What is needed
Return, from the data that follows, each line that holds the word "Firefox".

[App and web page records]
_ _ _
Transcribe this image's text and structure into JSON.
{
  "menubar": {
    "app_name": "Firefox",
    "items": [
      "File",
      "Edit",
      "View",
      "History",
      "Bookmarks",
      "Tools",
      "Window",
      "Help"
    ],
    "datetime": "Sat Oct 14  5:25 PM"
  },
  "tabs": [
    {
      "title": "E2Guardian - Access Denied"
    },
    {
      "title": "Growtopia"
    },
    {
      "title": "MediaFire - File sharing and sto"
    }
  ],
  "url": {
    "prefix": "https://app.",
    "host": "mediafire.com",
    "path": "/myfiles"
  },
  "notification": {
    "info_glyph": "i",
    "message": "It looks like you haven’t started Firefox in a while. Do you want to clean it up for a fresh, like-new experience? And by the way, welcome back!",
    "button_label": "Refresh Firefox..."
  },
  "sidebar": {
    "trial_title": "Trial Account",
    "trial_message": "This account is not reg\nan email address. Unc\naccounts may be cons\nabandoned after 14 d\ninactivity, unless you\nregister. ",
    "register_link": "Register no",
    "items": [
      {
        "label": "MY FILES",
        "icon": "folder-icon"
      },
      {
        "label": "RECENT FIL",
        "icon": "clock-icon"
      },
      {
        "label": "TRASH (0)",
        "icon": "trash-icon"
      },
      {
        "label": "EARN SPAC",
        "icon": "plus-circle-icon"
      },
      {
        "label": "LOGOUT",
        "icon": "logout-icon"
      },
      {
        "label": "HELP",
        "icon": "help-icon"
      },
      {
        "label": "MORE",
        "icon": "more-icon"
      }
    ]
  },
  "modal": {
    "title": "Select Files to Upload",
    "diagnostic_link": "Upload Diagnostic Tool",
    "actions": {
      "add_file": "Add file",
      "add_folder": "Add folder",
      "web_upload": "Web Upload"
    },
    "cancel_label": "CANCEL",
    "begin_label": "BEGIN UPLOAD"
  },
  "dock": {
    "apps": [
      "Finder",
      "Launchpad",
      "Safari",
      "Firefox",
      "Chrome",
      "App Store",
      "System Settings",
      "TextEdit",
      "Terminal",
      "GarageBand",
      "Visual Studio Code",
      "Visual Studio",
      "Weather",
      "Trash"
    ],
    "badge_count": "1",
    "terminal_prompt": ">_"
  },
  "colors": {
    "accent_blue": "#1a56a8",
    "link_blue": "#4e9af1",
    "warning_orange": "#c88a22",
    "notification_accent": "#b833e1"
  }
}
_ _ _
Solution to this exercise
    "app_name": "Firefox",
    "message": "It looks like you haven’t started Firefox in a while. Do you want to clean it up for a fresh, like-new experience? And by the way, welcome back!",
    "button_label": "Refresh Firefox..."
      "Firefox",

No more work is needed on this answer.